After 20 years of being in business, this is what I know for sure: Making customer service a priority is one of your best forms of protection, hands down.
What does putting your customer first look like in practice? Asking them about their experience. Answering their questions in a timely manner. Delivering on your promises. Being consistent, truthful, and transparent. Developing products and services that actually solve problems, inspire joy, and then continuing to improve on the experience. Treating each and every person who engages with your brand like a friend. Refusing to settle. Taking responsibility for your mistakes and learning from them.
Never forget: Establishing trust takes time, and can be lost in an instant. To build a successful business today, you must truly care about your customer.
Few entrepreneurs I know embody this philosophy more wholeheartedly than Marissa Louie, CEO and chief designer of the hit magnetic stuffed animals, Animoodles. The limbs of Animoodles are detachable and magnetic, meaning they can be reassembled, combined, and attached to surfaces in thousands of unique ways.
Louie is a former designer for Apple and Yahoo who avidly collected and played with stuffed animals as a child. At Toy Fair in New York City last month, she was recognized as the 2019 Women in Toys Rising Star.
Louie estimated she spent three to four years teaching herself the skills needed to launch her toy company and develop contacts in the industry, including mentors. Before launching their crowdfunding campaign, her team traveled to Asia three times over the course of a year in search of the perfect production partner. To ensure they had designed the cutest possible versions of the first collection of Animoodles, Louie tested prototypes with more than 100 children across six US cities.

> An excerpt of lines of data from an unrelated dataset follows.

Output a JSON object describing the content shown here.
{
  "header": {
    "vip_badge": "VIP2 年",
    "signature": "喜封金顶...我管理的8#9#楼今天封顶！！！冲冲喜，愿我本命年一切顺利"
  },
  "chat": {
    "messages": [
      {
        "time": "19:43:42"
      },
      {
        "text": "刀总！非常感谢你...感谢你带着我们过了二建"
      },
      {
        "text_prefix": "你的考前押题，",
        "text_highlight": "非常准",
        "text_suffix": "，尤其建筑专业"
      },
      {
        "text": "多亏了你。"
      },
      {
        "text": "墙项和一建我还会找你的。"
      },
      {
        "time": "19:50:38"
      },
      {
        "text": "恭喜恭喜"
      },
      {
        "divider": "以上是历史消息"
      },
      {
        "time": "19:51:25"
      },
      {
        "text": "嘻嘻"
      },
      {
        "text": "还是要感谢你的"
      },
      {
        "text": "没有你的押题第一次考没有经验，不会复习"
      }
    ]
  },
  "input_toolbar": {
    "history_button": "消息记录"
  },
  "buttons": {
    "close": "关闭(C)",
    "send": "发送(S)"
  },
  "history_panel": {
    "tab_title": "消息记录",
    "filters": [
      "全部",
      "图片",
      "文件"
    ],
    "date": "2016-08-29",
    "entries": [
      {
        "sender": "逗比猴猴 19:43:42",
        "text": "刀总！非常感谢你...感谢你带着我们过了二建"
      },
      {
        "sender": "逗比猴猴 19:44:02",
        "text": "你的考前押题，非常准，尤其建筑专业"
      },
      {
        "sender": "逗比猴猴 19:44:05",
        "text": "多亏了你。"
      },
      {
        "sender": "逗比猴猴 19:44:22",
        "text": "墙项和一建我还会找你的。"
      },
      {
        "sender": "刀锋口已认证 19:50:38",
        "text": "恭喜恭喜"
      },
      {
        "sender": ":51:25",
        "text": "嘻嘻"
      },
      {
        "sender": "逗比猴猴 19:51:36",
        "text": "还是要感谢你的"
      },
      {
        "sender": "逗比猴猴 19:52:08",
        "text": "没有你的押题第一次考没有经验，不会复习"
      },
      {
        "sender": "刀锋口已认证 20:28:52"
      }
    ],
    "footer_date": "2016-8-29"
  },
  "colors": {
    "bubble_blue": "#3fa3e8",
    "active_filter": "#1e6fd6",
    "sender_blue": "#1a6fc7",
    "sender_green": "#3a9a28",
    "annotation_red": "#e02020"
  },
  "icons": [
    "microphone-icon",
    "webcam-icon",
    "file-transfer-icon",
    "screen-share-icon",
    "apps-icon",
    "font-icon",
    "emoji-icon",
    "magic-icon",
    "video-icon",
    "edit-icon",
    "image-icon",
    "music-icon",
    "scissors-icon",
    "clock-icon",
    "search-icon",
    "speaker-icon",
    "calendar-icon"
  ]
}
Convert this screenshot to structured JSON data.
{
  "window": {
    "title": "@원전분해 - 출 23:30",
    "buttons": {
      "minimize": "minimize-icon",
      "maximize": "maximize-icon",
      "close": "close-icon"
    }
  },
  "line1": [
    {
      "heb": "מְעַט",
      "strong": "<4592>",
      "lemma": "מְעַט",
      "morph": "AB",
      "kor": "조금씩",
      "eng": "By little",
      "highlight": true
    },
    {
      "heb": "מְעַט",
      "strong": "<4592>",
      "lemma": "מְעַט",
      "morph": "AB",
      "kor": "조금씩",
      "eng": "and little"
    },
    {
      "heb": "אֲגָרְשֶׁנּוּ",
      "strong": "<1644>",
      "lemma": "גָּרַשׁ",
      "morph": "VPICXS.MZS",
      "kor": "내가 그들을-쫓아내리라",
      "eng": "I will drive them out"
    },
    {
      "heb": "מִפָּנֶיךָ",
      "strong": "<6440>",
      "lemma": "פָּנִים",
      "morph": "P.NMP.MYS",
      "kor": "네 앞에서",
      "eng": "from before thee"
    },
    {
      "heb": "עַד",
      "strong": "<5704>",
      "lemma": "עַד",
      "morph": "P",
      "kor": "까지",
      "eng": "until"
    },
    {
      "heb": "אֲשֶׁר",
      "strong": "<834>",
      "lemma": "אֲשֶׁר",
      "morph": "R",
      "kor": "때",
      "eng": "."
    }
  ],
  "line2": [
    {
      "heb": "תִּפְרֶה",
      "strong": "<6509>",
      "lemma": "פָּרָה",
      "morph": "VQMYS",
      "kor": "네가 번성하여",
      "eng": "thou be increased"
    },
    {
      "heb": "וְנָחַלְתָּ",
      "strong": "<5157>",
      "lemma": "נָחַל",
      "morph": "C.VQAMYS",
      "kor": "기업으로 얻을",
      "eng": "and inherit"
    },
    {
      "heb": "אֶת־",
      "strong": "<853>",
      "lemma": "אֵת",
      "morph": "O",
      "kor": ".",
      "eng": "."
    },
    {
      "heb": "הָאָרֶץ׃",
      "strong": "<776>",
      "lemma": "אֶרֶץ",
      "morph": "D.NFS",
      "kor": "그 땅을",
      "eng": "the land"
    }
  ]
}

Within 11 hours of launching on Kickstarter in October of 2017, they surpassed their goal of raising $25,000 for the first collection of Animoodles. The campaign would go on to become one of the most highly funded classic toy campaigns on Kickstarter.
"Those trips felt like the minimum," Louie explained in a phone interview. "Even though we had done all of that planning, there is always a risk of shipping late. We didn't want to let our first supporters down. So we went out of our way to make sure we did everything in our power to ship on time."
Their diligence paid off when they shipped Animoodles to their Kickstarter backers three months ahead of schedule.
"For me, customer satisfaction is number one," she said. "Manufacturing is synonymous with that. If you don't make your first customers -- who took a chance on you -- happy, then you may have lost your shot at future success."
This fall, Louie successfully funded the second collection of Animoodles characters (which were determined by fans on social media) using Kickstarter.
In a LinkedIn post over the holidays, she opened up about a dilemma her company faced and how she dealt with it. In the last quarter of 2018, toy makers feared that the US government would impose a tariff their imported goods, so they scrambled to import goods to the United States. This resulted in congestion at the Port of Los Angeles, which caused Animoodles to be held for two weeks past their scheduled release date.
"Talking about cutting it close to Christmas," she wrote. "We were at risk of shipping Animoodles late. We were faced with the choice of ruining Christmas, or paying up to $XX,XXX to upgrade shipping. We didn't want to ruin Christmas for even one child, so we paid to upgrade the shipping for all our US orders. We did the right thing, with no questions asked. Customers first, always."
Her decision meant that her supporters who backed the second collection of Animoodles on Kickstarter received their orders in time for Christmas in the United States.
In fact, Louie routinely goes out of her way to show her customers how much she appreciates them.
"Some days I just feel like waking up and making something for our fans because I can," she confessed.
A few days before Halloween, she released pumpkin carving stencils featuring the new Animoodles. As her second Kickstarter campaign wrapped up, she announced that backers who purchased all six new Animoodles would also receive a plush hero cape accessory. To accompany holiday deliveries of Animoodles, she designed paper ornaments that backers could craft at home.
She's out in front, telling her origin story, advocating for increased representation of women in the industry, and peeling back the curtain on her success over and over again. This strategy is golden, and it's clearly working for her company. Animoodles are currently sold on Amazon, in Nordstrom, select retail stores, and on the Animoodles website. She's received numerous licensing inquiries, including interest from toy companies.
"I wouldn't be doing what I'm doing if I weren't truly passionate. This is not an easy industry to be in, or an easy job to have," Louie said. "It's not for the faint of heart."
Louie is wise to prioritize customer service, especially considering the ubiquity of copycats. If you focus on making your customers happy, they will become raging fans who promote your brand without having to be asked. They will defend you against trolls, silence your haters, and spread your goodwill for you. I've experienced this phenomenon firsthand many times.
Love your customer and they will love you!